Directions. Scan the entries for lines containing the string "JSON". Reply with how many there are, and nothing else.

Entries supplied.
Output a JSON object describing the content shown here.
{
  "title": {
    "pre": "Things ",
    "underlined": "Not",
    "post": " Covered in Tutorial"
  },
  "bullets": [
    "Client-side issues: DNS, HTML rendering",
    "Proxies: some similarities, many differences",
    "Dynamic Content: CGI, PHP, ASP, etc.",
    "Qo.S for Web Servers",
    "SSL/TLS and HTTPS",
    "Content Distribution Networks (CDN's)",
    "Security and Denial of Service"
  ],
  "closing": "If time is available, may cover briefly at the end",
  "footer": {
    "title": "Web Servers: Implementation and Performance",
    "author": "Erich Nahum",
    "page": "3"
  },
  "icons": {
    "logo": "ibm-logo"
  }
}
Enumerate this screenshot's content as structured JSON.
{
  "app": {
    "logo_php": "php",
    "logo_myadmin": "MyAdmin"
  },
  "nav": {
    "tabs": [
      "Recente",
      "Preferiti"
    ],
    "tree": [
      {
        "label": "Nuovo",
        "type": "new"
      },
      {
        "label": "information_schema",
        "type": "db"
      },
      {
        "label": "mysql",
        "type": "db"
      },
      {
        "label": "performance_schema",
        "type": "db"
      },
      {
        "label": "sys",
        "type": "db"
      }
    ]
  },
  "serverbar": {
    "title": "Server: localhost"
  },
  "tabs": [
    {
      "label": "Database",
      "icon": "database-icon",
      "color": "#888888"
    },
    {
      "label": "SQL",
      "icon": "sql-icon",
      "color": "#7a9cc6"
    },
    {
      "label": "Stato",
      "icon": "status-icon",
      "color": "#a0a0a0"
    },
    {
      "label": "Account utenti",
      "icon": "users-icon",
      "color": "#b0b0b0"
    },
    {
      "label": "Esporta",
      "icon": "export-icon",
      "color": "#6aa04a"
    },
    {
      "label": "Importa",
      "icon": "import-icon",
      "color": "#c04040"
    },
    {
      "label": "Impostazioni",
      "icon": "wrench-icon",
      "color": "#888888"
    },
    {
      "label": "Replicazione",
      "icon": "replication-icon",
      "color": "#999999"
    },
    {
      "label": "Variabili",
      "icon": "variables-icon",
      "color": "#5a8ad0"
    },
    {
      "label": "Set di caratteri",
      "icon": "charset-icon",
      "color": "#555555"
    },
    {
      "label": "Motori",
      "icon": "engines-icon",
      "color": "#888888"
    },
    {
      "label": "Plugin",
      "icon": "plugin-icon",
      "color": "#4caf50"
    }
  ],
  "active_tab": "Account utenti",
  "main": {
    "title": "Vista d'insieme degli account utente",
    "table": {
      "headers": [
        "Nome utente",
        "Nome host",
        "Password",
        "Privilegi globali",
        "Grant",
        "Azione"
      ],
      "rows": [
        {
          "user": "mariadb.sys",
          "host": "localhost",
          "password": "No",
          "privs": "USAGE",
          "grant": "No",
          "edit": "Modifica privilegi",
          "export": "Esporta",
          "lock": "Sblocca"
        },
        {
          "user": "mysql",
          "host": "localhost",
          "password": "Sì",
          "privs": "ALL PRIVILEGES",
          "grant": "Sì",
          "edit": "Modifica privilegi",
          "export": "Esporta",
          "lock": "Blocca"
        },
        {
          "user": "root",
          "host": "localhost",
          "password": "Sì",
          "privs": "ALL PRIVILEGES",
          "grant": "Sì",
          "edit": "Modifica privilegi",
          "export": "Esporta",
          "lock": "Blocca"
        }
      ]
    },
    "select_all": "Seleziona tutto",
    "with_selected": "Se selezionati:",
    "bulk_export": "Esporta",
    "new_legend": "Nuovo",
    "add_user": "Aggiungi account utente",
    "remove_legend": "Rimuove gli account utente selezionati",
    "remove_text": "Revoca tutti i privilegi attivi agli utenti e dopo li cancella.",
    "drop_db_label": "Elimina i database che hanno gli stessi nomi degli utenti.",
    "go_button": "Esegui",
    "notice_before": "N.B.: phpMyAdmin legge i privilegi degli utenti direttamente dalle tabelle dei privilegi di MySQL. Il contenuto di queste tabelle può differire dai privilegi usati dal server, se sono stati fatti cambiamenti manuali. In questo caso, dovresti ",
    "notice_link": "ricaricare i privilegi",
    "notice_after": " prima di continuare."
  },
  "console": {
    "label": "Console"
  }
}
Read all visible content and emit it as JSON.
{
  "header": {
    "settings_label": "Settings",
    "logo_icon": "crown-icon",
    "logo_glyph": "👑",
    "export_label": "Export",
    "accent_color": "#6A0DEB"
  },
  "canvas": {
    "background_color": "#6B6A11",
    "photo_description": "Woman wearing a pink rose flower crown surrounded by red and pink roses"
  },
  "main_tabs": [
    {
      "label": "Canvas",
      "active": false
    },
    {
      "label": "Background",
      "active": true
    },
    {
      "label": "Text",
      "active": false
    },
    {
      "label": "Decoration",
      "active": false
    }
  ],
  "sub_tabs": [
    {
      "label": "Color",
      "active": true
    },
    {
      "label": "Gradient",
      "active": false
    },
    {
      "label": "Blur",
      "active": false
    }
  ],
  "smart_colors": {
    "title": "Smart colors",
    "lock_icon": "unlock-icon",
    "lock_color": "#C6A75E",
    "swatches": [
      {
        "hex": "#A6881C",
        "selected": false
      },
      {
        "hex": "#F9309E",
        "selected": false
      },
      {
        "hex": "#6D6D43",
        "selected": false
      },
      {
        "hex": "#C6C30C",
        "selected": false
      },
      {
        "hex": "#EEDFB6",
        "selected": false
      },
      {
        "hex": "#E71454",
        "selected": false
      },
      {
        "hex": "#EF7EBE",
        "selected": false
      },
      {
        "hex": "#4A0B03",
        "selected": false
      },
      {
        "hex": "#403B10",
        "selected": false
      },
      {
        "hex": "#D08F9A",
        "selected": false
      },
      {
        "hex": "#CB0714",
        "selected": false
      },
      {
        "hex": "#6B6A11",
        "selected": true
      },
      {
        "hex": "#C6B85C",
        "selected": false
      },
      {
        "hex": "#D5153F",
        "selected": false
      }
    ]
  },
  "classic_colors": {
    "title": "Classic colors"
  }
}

Response area. 3